[Records from a data source]
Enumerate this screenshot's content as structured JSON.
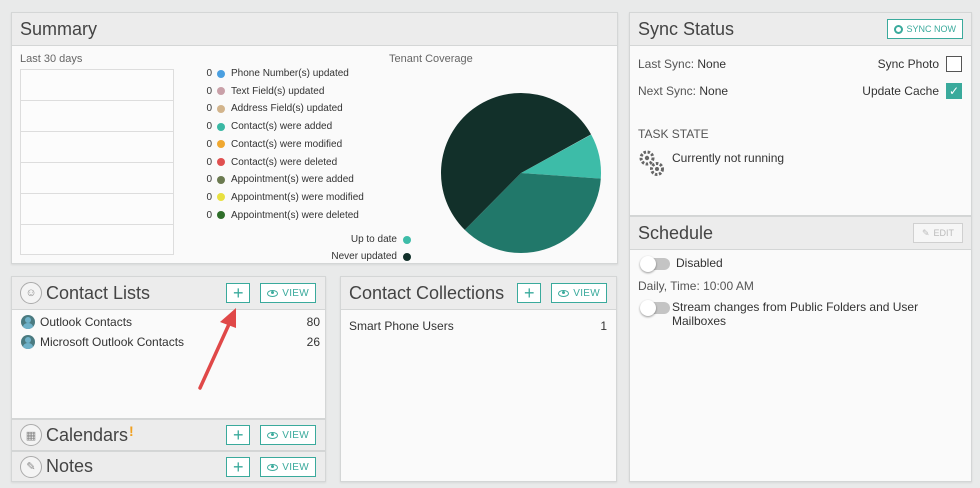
{
  "summary": {
    "title": "Summary",
    "period": "Last 30 days",
    "coverage_title": "Tenant Coverage",
    "legend": [
      {
        "count": "0",
        "label": "Phone Number(s) updated",
        "color": "#4a9fe0"
      },
      {
        "count": "0",
        "label": "Text Field(s) updated",
        "color": "#c9a0a8"
      },
      {
        "count": "0",
        "label": "Address Field(s) updated",
        "color": "#d2b48c"
      },
      {
        "count": "0",
        "label": "Contact(s) were added",
        "color": "#3ab8a4"
      },
      {
        "count": "0",
        "label": "Contact(s) were modified",
        "color": "#f0a830"
      },
      {
        "count": "0",
        "label": "Contact(s) were deleted",
        "color": "#e05050"
      },
      {
        "count": "0",
        "label": "Appointment(s) were added",
        "color": "#6b7a50"
      },
      {
        "count": "0",
        "label": "Appointment(s) were modified",
        "color": "#e8e040"
      },
      {
        "count": "0",
        "label": "Appointment(s) were deleted",
        "color": "#2f6e2a"
      }
    ],
    "status": [
      {
        "label": "Up to date",
        "color": "#3dbca8"
      },
      {
        "label": "Never updated",
        "color": "#12302a"
      }
    ],
    "pie_colors": [
      "#12302a",
      "#3dbca8",
      "#21786a"
    ]
  },
  "sync": {
    "title": "Sync Status",
    "sync_now": "SYNC NOW",
    "last_sync_label": "Last Sync:",
    "last_sync_value": "None",
    "next_sync_label": "Next Sync:",
    "next_sync_value": "None",
    "sync_photo": "Sync Photo",
    "update_cache": "Update Cache",
    "task_state": "TASK STATE",
    "task_status": "Currently not running"
  },
  "schedule": {
    "title": "Schedule",
    "edit": "EDIT",
    "disabled": "Disabled",
    "time": "Daily, Time: 10:00 AM",
    "stream": "Stream changes from Public Folders and User Mailboxes"
  },
  "contact_lists": {
    "title": "Contact Lists",
    "add": "+",
    "view": "VIEW",
    "items": [
      {
        "name": "Outlook Contacts",
        "count": "80"
      },
      {
        "name": "Microsoft Outlook Contacts",
        "count": "26"
      }
    ]
  },
  "contact_collections": {
    "title": "Contact Collections",
    "add": "+",
    "view": "VIEW",
    "items": [
      {
        "name": "Smart Phone Users",
        "count": "1"
      }
    ]
  },
  "calendars": {
    "title": "Calendars",
    "badge": "!",
    "add": "+",
    "view": "VIEW"
  },
  "notes": {
    "title": "Notes",
    "add": "+",
    "view": "VIEW"
  }
}
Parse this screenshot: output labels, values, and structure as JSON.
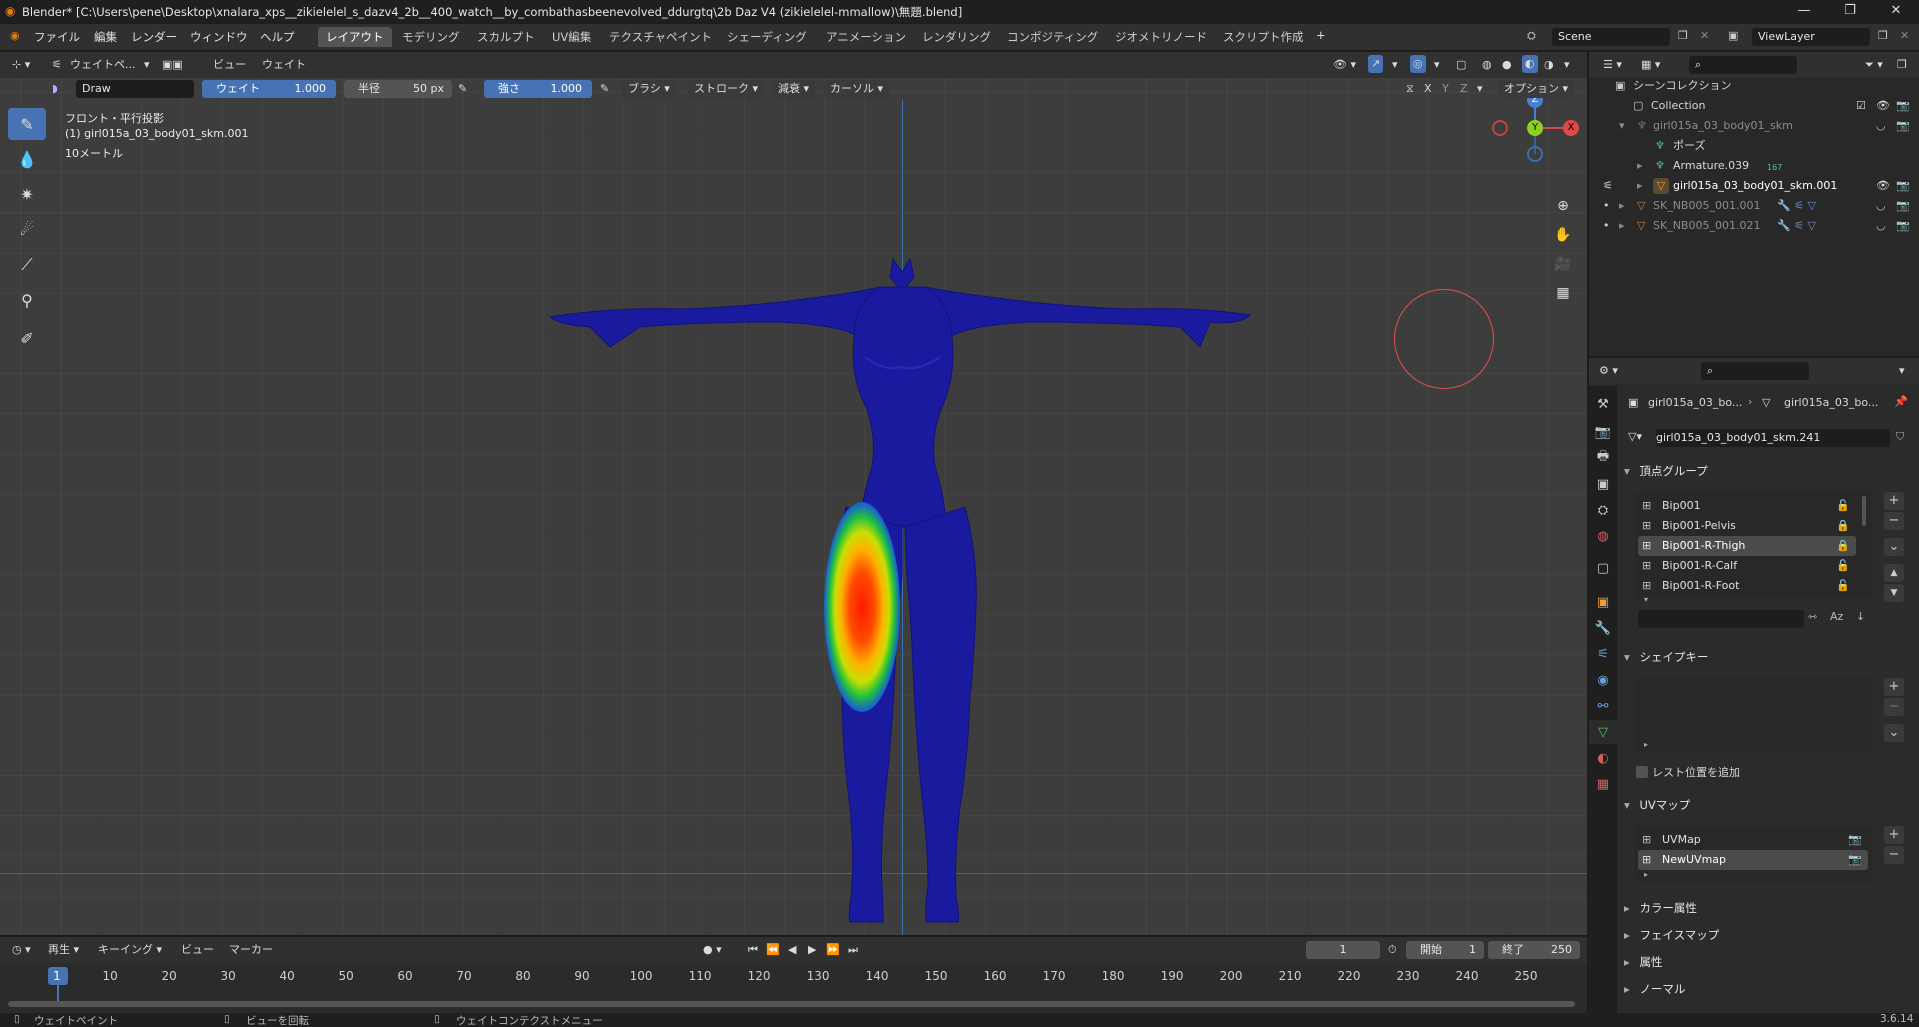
{
  "title_bar": {
    "title": "Blender* [C:\\Users\\pene\\Desktop\\xnalara_xps__zikielelel_s_dazv4_2b__400_watch__by_combathasbeenevolved_ddurgtq\\2b Daz V4 (zikielelel-mmallow)\\無題.blend]"
  },
  "menu": {
    "items": [
      "ファイル",
      "編集",
      "レンダー",
      "ウィンドウ",
      "ヘルプ"
    ],
    "workspaces": [
      "レイアウト",
      "モデリング",
      "スカルプト",
      "UV編集",
      "テクスチャペイント",
      "シェーディング",
      "アニメーション",
      "レンダリング",
      "コンポジティング",
      "ジオメトリノード",
      "スクリプト作成"
    ],
    "add_tab": "+",
    "scene": "Scene",
    "view_layer": "ViewLayer"
  },
  "viewport_header": {
    "mode": "ウェイトペ...",
    "view": "ビュー",
    "weight_menu": "ウェイト"
  },
  "tool_header": {
    "brush_name": "Draw",
    "weight_label": "ウェイト",
    "weight_value": "1.000",
    "radius_label": "半径",
    "radius_value": "50 px",
    "strength_label": "強さ",
    "strength_value": "1.000",
    "brush_menu": "ブラシ",
    "stroke_menu": "ストローク",
    "falloff_menu": "減衰",
    "cursor_menu": "カーソル",
    "axis_x": "X",
    "axis_y": "Y",
    "axis_z": "Z",
    "options": "オプション"
  },
  "viewport_info": {
    "view_name": "フロント・平行投影",
    "object_name": "(1) girl015a_03_body01_skm.001",
    "scale": "10メートル"
  },
  "gizmo": {
    "z": "Z",
    "y": "Y",
    "x": "X"
  },
  "outliner": {
    "root": "シーンコレクション",
    "items": [
      {
        "label": "Collection"
      },
      {
        "label": "girl015a_03_body01_skm"
      },
      {
        "label": "ポーズ"
      },
      {
        "label": "Armature.039",
        "badge": "167"
      },
      {
        "label": "girl015a_03_body01_skm.001"
      },
      {
        "label": "SK_NB005_001.001"
      },
      {
        "label": "SK_NB005_001.021"
      }
    ]
  },
  "properties": {
    "breadcrumb_1": "girl015a_03_bo...",
    "breadcrumb_2": "girl015a_03_bo...",
    "mesh_name": "girl015a_03_body01_skm.241",
    "vertex_groups_title": "頂点グループ",
    "vertex_groups": [
      "Bip001",
      "Bip001-Pelvis",
      "Bip001-R-Thigh",
      "Bip001-R-Calf",
      "Bip001-R-Foot"
    ],
    "selected_group": "Bip001-R-Thigh",
    "shape_keys_title": "シェイプキー",
    "rest_position": "レスト位置を追加",
    "uv_maps_title": "UVマップ",
    "uv_maps": [
      "UVMap",
      "NewUVmap"
    ],
    "color_attr": "カラー属性",
    "face_maps": "フェイスマップ",
    "attributes": "属性",
    "normals": "ノーマル"
  },
  "timeline": {
    "playback": "再生",
    "keying": "キーイング",
    "view": "ビュー",
    "marker": "マーカー",
    "current_frame": "1",
    "start_label": "開始",
    "start_value": "1",
    "end_label": "終了",
    "end_value": "250",
    "ruler": [
      "1",
      "10",
      "20",
      "30",
      "40",
      "50",
      "60",
      "70",
      "80",
      "90",
      "100",
      "110",
      "120",
      "130",
      "140",
      "150",
      "160",
      "170",
      "180",
      "190",
      "200",
      "210",
      "220",
      "230",
      "240",
      "250"
    ]
  },
  "status_bar": {
    "left": "ウェイトペイント",
    "middle": "ビューを回転",
    "right": "ウェイトコンテクストメニュー",
    "version": "3.6.14"
  },
  "colors": {
    "accent": "#4772b3",
    "mesh": "#1a1a9e",
    "brush_circle": "#e0504f"
  }
}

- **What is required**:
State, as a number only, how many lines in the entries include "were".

- **Answer space**:
6